|International Classification||E21B36/00, E21B43/30, F24H1/22, F22B1/30, H05B3/82, E21B36/04|
|Cooperative Classification||F24H1/225, E21B36/006, H05B3/82, E21B36/04, F22B1/30, E21B43/305|
|European Classification||F24H1/22D, E21B36/04, E21B36/00F, H05B3/82, F22B1/30, E21B43/30B|
|Apr 29, 1991||AS||Assignment|
Owner name: MESHEKOW OIL RECOVERY, CORP., A CA CORPORATION, CA
Free format text: ASSIGNMENT OF ASSIGNORS INTEREST.;ASSIGNOR:MESHEKOW, ROBERT L.;REEL/FRAME:005694/0009
Effective date: 19910405
|Feb 9, 1996||FPAY||Fee payment|
Year of fee payment: 4
|Feb 16, 2000||FPAY||Fee payment|
Year of fee payment: 8

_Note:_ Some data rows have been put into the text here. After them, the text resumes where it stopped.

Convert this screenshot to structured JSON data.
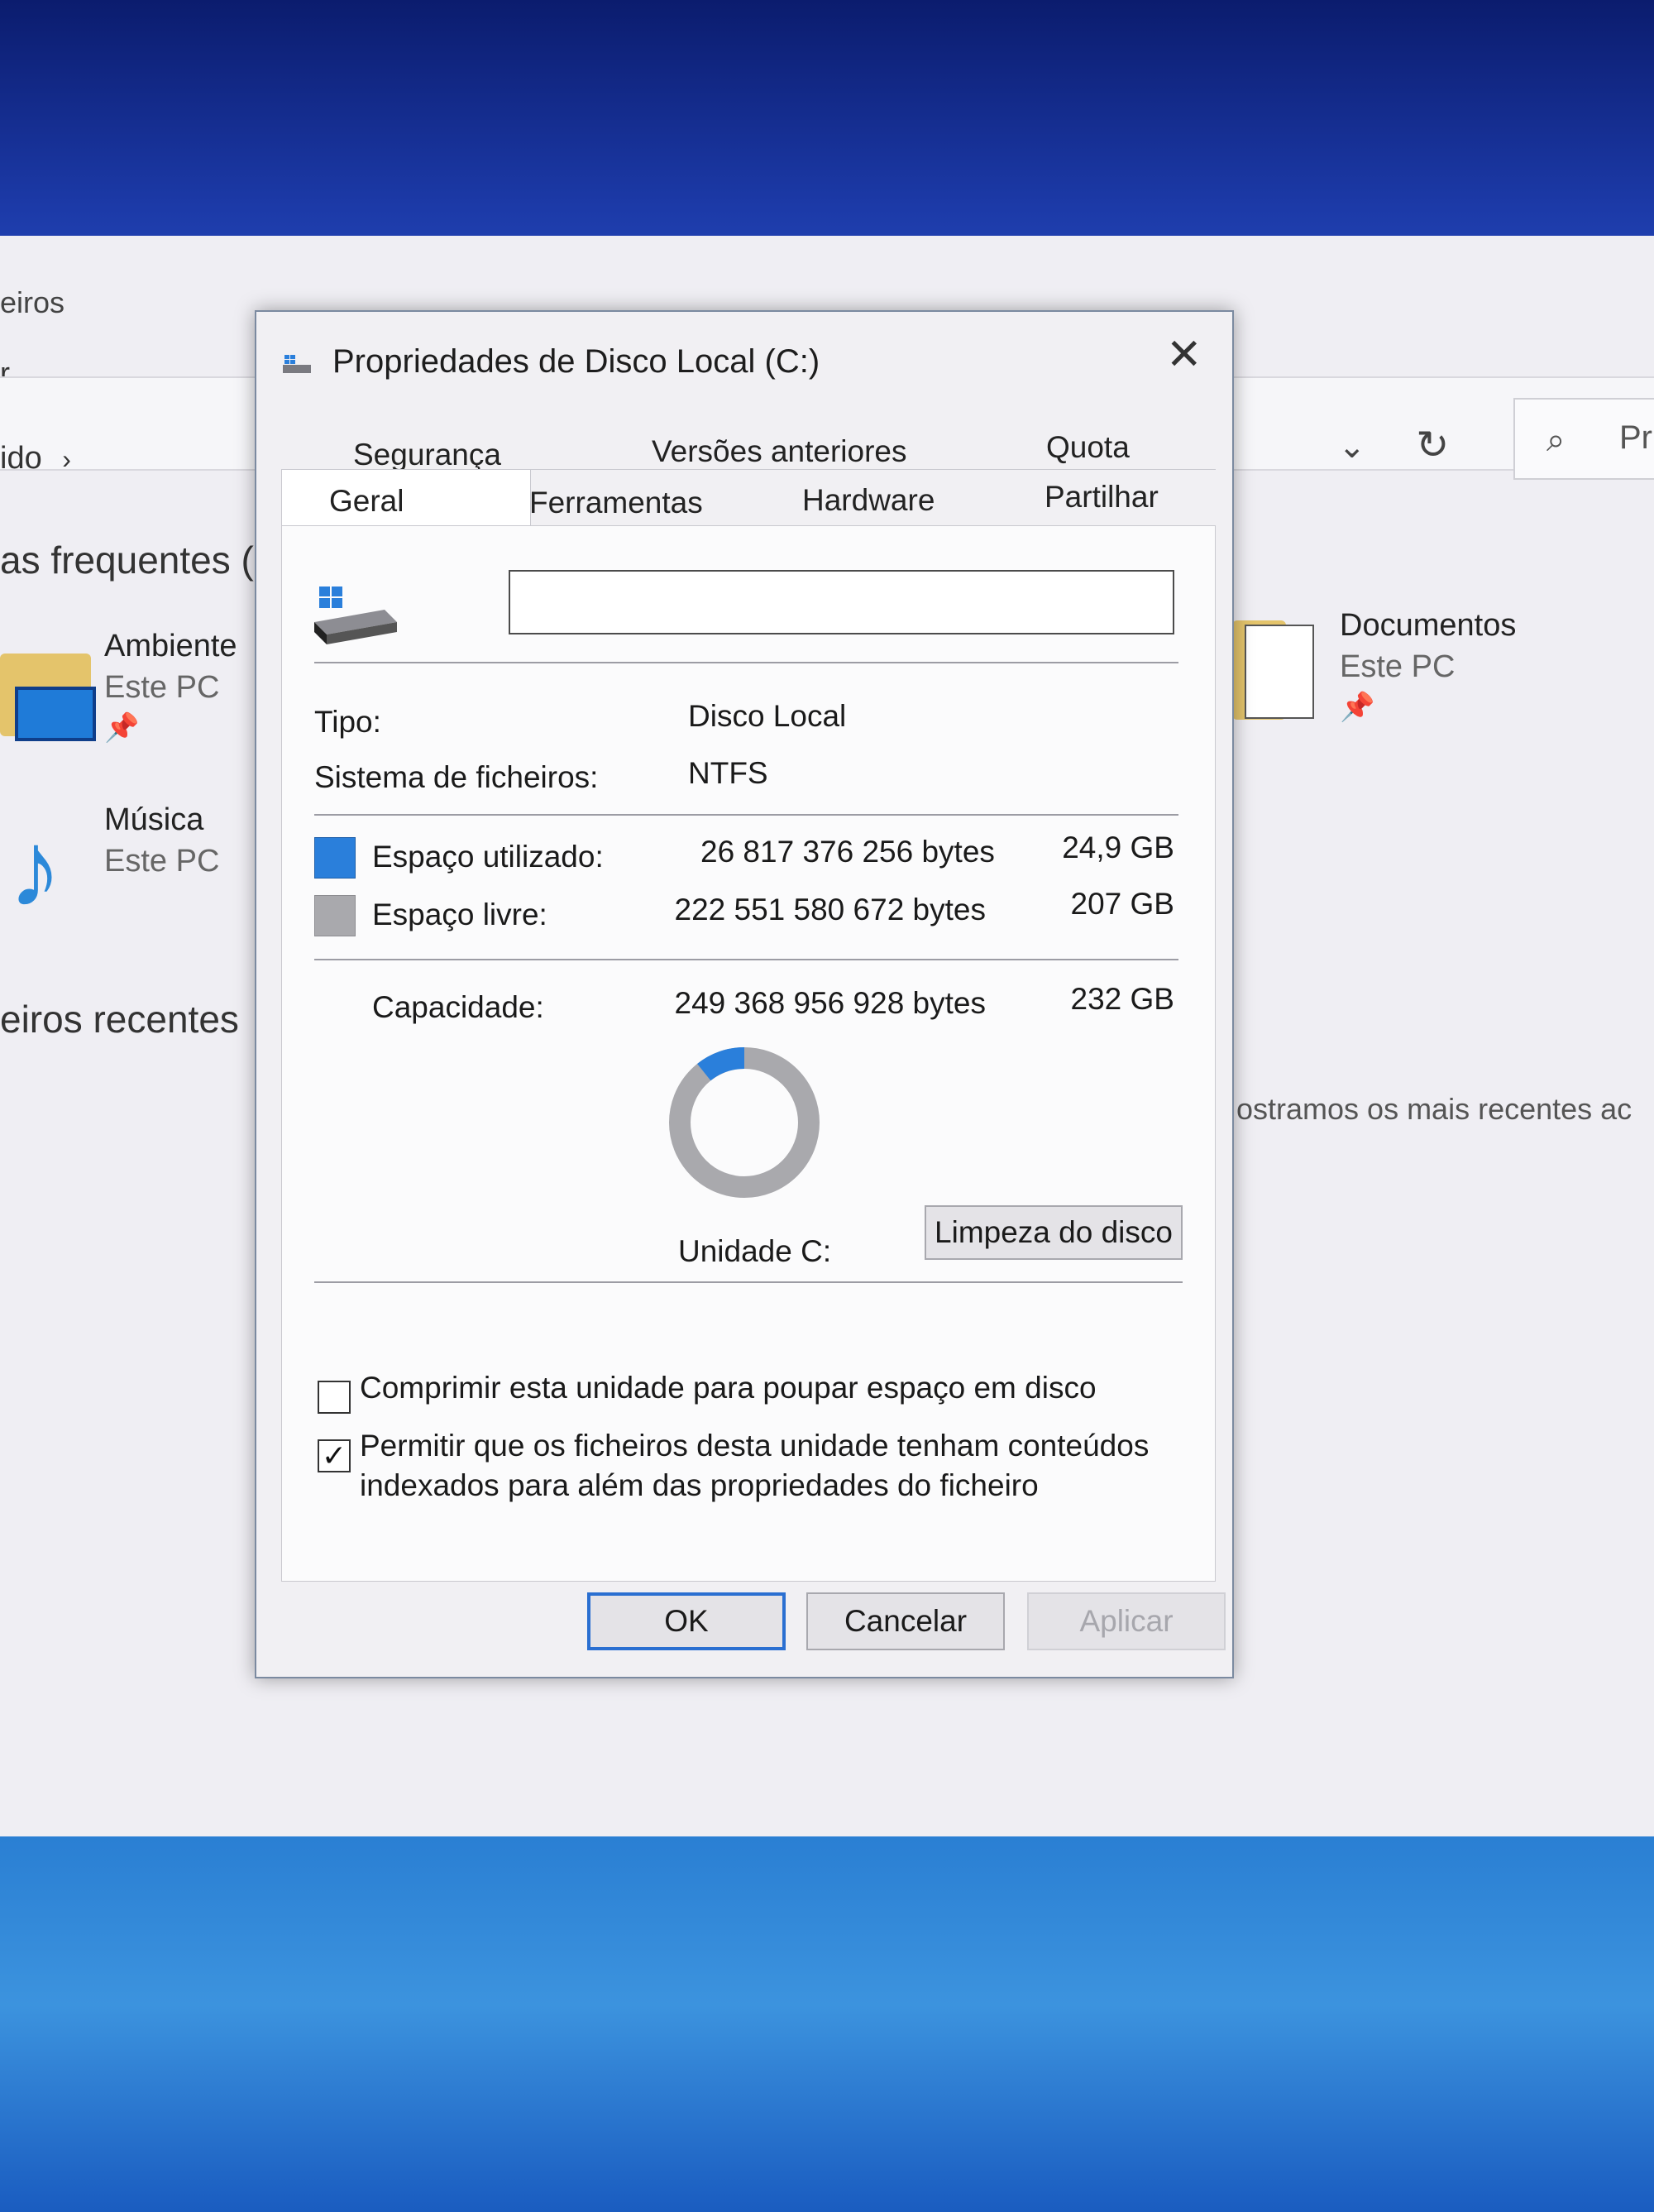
{
  "explorer": {
    "title_fragment": "eiros",
    "menu_fragment": "r",
    "path_fragment": "ido",
    "path_chevron": "›",
    "search_fragment": "Pr",
    "frequent_header": "as frequentes (",
    "recent_header": "eiros recentes",
    "recent_note": "ostramos os mais recentes ac",
    "quick_access": [
      {
        "name": "Ambiente",
        "location": "Este PC",
        "icon": "desktop-folder-icon"
      },
      {
        "name": "Música",
        "location": "Este PC",
        "icon": "music-folder-icon"
      },
      {
        "name": "Documentos",
        "location": "Este PC",
        "icon": "documents-folder-icon"
      }
    ]
  },
  "dialog": {
    "title": "Propriedades de Disco Local (C:)",
    "tabs_row1": [
      "Segurança",
      "Versões anteriores",
      "Quota"
    ],
    "tabs_row2": [
      "Geral",
      "Ferramentas",
      "Hardware",
      "Partilhar"
    ],
    "active_tab": "Geral",
    "drive_name_value": "",
    "type_label": "Tipo:",
    "type_value": "Disco Local",
    "fs_label": "Sistema de ficheiros:",
    "fs_value": "NTFS",
    "used_label": "Espaço utilizado:",
    "used_bytes": "26 817 376 256 bytes",
    "used_size": "24,9 GB",
    "free_label": "Espaço livre:",
    "free_bytes": "222 551 580 672 bytes",
    "free_size": "207 GB",
    "capacity_label": "Capacidade:",
    "capacity_bytes": "249 368 956 928 bytes",
    "capacity_size": "232 GB",
    "drive_label": "Unidade C:",
    "cleanup_button": "Limpeza do disco",
    "compress_label": "Comprimir esta unidade para poupar espaço em disco",
    "compress_checked": false,
    "index_label_line1": "Permitir que os ficheiros desta unidade tenham conteúdos",
    "index_label_line2": "indexados para além das propriedades do ficheiro",
    "index_checked": true,
    "ok_button": "OK",
    "cancel_button": "Cancelar",
    "apply_button": "Aplicar",
    "close_glyph": "✕",
    "check_glyph": "✓",
    "used_fraction": 0.1075,
    "colors": {
      "used": "#2a7fdb",
      "free": "#a9a9ad",
      "accent": "#2a6fd1"
    }
  }
}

|Feb 23, 2004||FPAY||Fee payment|
Year of fee payment: 12